Trying to get everyone excited,
I pushed the shoot for a week before the event.
It had to take place on Thanksgiving afternoon
because of flight schedules,
so I heard alot about how stressful it was gonna be
right smack in the middle of cooking chaos,
but I insisted that this shoot MUST happen.
I told them that the resulting images from a shoot like this
would be well worth any stress that they anticipate happening.
We put the turkey and everything else in a holding pattern
and off we went.
It seemed fitting that we were doing the shoot
at an abandoned mental hospital.
Upon arrival,
I arranged everyone for the group shots and
snapped away.
Before long everyone was laughing and joking
and having the best time.
I was able to get some excellent shots of my mom and all
of her grandchildren gathered around her.
These are memories that she will cherish for many years to come.
I took a few of Ashley, Jeremy, Zane and Easton too.
I was even able to hand the camera to Jeremy and
let him take a few of our family with me in them.
Upon leaving, my boys kept saying
over and over again how much fun they had.
They sounded surprised that this was not a torturous event.
My husband even told me that he had more fun than he expected.
My mom was thrilled with the shoot and had a good time as well.
I don't know what they thought
my shoots were like
or why most of them thought that this would be a stressful
frustrating afternoon,
but I'm glad they were able to experience
a laid back, natural, fun session with me.
So now they know what I do
and why I love it so much....
even if I still can't get them to sit down
and let me show them a client session
without seeing them roll their eyes
or heaving a big sigh of dread.
Here are some highlights
from our {apparently} shockingly fun family session:

My mom and all her grandkids!

My grandmother and
all of the great grandkids from her daughter Joyce's kids.
My cousin Leah has the other two greats.

My favorite from the shoot...
Ashley and Jeremy.

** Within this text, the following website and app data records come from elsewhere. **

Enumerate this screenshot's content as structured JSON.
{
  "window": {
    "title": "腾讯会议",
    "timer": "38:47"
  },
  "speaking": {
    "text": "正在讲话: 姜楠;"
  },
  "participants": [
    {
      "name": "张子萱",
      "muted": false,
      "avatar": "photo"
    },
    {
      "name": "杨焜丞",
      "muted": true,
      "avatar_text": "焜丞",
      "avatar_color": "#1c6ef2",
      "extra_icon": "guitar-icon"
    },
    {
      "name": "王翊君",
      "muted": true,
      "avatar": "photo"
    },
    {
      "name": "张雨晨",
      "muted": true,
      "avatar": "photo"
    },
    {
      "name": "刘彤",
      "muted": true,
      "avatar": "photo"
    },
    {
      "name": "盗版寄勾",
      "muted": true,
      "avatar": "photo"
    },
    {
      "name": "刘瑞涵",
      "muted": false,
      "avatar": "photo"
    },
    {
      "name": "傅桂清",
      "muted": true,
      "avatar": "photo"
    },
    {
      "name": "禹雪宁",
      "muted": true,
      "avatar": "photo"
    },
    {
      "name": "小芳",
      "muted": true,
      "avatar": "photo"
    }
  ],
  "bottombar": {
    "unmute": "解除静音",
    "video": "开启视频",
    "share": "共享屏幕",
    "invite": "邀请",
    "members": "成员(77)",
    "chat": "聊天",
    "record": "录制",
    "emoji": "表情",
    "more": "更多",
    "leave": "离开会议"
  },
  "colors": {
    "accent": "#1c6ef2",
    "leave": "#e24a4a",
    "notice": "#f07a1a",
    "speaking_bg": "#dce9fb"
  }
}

My three men all together!

Our oldest three.

My favorite of our kids.
This is such a precious photograph
to me because Zach lives in Seattle
and I can't see this everyday in real life.

The family shot!

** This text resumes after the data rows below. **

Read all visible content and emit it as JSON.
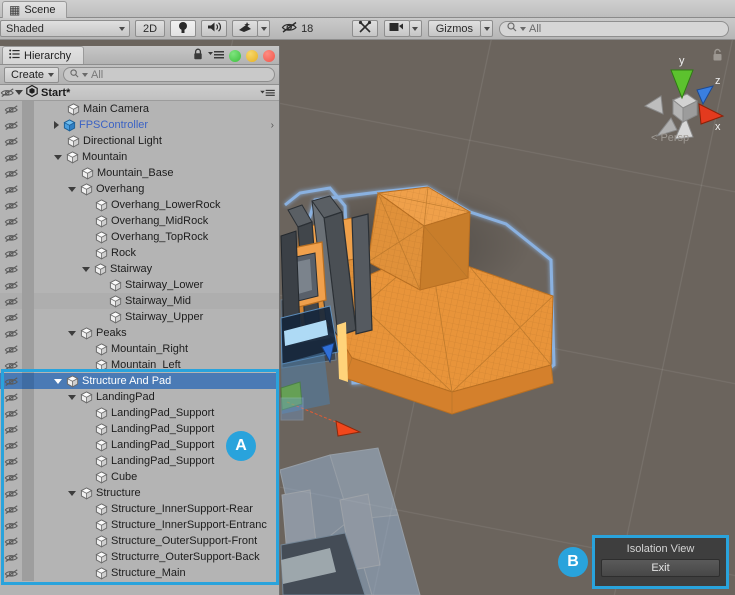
{
  "window": {
    "scene_tab_label": "Scene",
    "scene_tab_icon": "grid-hash-icon"
  },
  "toolbar": {
    "shading_mode": "Shaded",
    "mode_2d_label": "2D",
    "lighting_icon": "lightbulb-icon",
    "audio_icon": "speaker-icon",
    "effects_icon": "fx-icon",
    "hidden_count_icon": "eye-off-icon",
    "hidden_count": "18",
    "tools_icon": "tools-icon",
    "camera_icon": "camera-icon",
    "gizmos_label": "Gizmos",
    "search_placeholder": "All",
    "search_value": "",
    "search_icon": "search-icon"
  },
  "hierarchy": {
    "tab_label": "Hierarchy",
    "tab_icon": "list-icon",
    "lock_icon": "lock-icon",
    "menu_icon": "hamburger-menu-icon",
    "window_dots": [
      "green",
      "yellow",
      "red"
    ],
    "create_label": "Create",
    "search_placeholder": "All",
    "search_value": "",
    "scene_root": "Start*",
    "scene_root_icon": "unity-scene-icon",
    "items": [
      {
        "label": "Main Camera",
        "depth": 1,
        "arrow": "none",
        "selected": false,
        "alt": false,
        "blue": false
      },
      {
        "label": "FPSController",
        "depth": 1,
        "arrow": "closed",
        "selected": false,
        "alt": false,
        "blue": true,
        "prefab": true,
        "chevron": true
      },
      {
        "label": "Directional Light",
        "depth": 1,
        "arrow": "none",
        "selected": false,
        "alt": false,
        "blue": false
      },
      {
        "label": "Mountain",
        "depth": 1,
        "arrow": "open",
        "selected": false,
        "alt": false,
        "blue": false
      },
      {
        "label": "Mountain_Base",
        "depth": 2,
        "arrow": "none",
        "selected": false,
        "alt": false,
        "blue": false
      },
      {
        "label": "Overhang",
        "depth": 2,
        "arrow": "open",
        "selected": false,
        "alt": false,
        "blue": false
      },
      {
        "label": "Overhang_LowerRock",
        "depth": 3,
        "arrow": "none",
        "selected": false,
        "alt": false,
        "blue": false
      },
      {
        "label": "Overhang_MidRock",
        "depth": 3,
        "arrow": "none",
        "selected": false,
        "alt": false,
        "blue": false
      },
      {
        "label": "Overhang_TopRock",
        "depth": 3,
        "arrow": "none",
        "selected": false,
        "alt": false,
        "blue": false
      },
      {
        "label": "Rock",
        "depth": 3,
        "arrow": "none",
        "selected": false,
        "alt": false,
        "blue": false
      },
      {
        "label": "Stairway",
        "depth": 3,
        "arrow": "open",
        "selected": false,
        "alt": false,
        "blue": false
      },
      {
        "label": "Stairway_Lower",
        "depth": 4,
        "arrow": "none",
        "selected": false,
        "alt": false,
        "blue": false
      },
      {
        "label": "Stairway_Mid",
        "depth": 4,
        "arrow": "none",
        "selected": false,
        "alt": true,
        "blue": false
      },
      {
        "label": "Stairway_Upper",
        "depth": 4,
        "arrow": "none",
        "selected": false,
        "alt": false,
        "blue": false
      },
      {
        "label": "Peaks",
        "depth": 2,
        "arrow": "open",
        "selected": false,
        "alt": false,
        "blue": false
      },
      {
        "label": "Mountain_Right",
        "depth": 3,
        "arrow": "none",
        "selected": false,
        "alt": false,
        "blue": false
      },
      {
        "label": "Mountain_Left",
        "depth": 3,
        "arrow": "none",
        "selected": false,
        "alt": false,
        "blue": false
      },
      {
        "label": "Structure And Pad",
        "depth": 1,
        "arrow": "open",
        "selected": true,
        "alt": false,
        "blue": false
      },
      {
        "label": "LandingPad",
        "depth": 2,
        "arrow": "open",
        "selected": false,
        "alt": false,
        "blue": false
      },
      {
        "label": "LandingPad_Support",
        "depth": 3,
        "arrow": "none",
        "selected": false,
        "alt": false,
        "blue": false
      },
      {
        "label": "LandingPad_Support",
        "depth": 3,
        "arrow": "none",
        "selected": false,
        "alt": false,
        "blue": false
      },
      {
        "label": "LandingPad_Support",
        "depth": 3,
        "arrow": "none",
        "selected": false,
        "alt": false,
        "blue": false
      },
      {
        "label": "LandingPad_Support",
        "depth": 3,
        "arrow": "none",
        "selected": false,
        "alt": false,
        "blue": false
      },
      {
        "label": "Cube",
        "depth": 3,
        "arrow": "none",
        "selected": false,
        "alt": false,
        "blue": false
      },
      {
        "label": "Structure",
        "depth": 2,
        "arrow": "open",
        "selected": false,
        "alt": false,
        "blue": false
      },
      {
        "label": "Structure_InnerSupport-Rear",
        "depth": 3,
        "arrow": "none",
        "selected": false,
        "alt": false,
        "blue": false
      },
      {
        "label": "Structure_InnerSupport-Entranc",
        "depth": 3,
        "arrow": "none",
        "selected": false,
        "alt": false,
        "blue": false
      },
      {
        "label": "Structure_OuterSupport-Front",
        "depth": 3,
        "arrow": "none",
        "selected": false,
        "alt": false,
        "blue": false
      },
      {
        "label": "Structurre_OuterSupport-Back",
        "depth": 3,
        "arrow": "none",
        "selected": false,
        "alt": false,
        "blue": false
      },
      {
        "label": "Structure_Main",
        "depth": 3,
        "arrow": "none",
        "selected": false,
        "alt": false,
        "blue": false
      }
    ]
  },
  "scene_gizmo": {
    "axis_x": "x",
    "axis_y": "y",
    "axis_z": "z",
    "projection_label": "Persp",
    "projection_arrow_icon": "chevron-left-icon",
    "lock_icon": "lock-open-icon",
    "color_x": "#e33a1e",
    "color_y": "#5cc22e",
    "color_z": "#3a7fe0"
  },
  "isolation_panel": {
    "title": "Isolation View",
    "exit_label": "Exit"
  },
  "annotations": [
    {
      "badge": "A",
      "target": "hierarchy-structure-and-pad-subtree"
    },
    {
      "badge": "B",
      "target": "isolation-view-panel"
    }
  ],
  "colors": {
    "selection_blue": "#4a7ab5",
    "annotation_blue": "#29a3dc",
    "selected_mesh_orange": "#e8943a",
    "scene_background": "#6b645d"
  }
}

Another good one of the six of us.

And finally one of David and I.
I've got lots of ordering to do from this shoot!
Beyond the images,
the memories of the time we spent together
as a family laughing and having fun
will be held close to my heart
for a long, long time.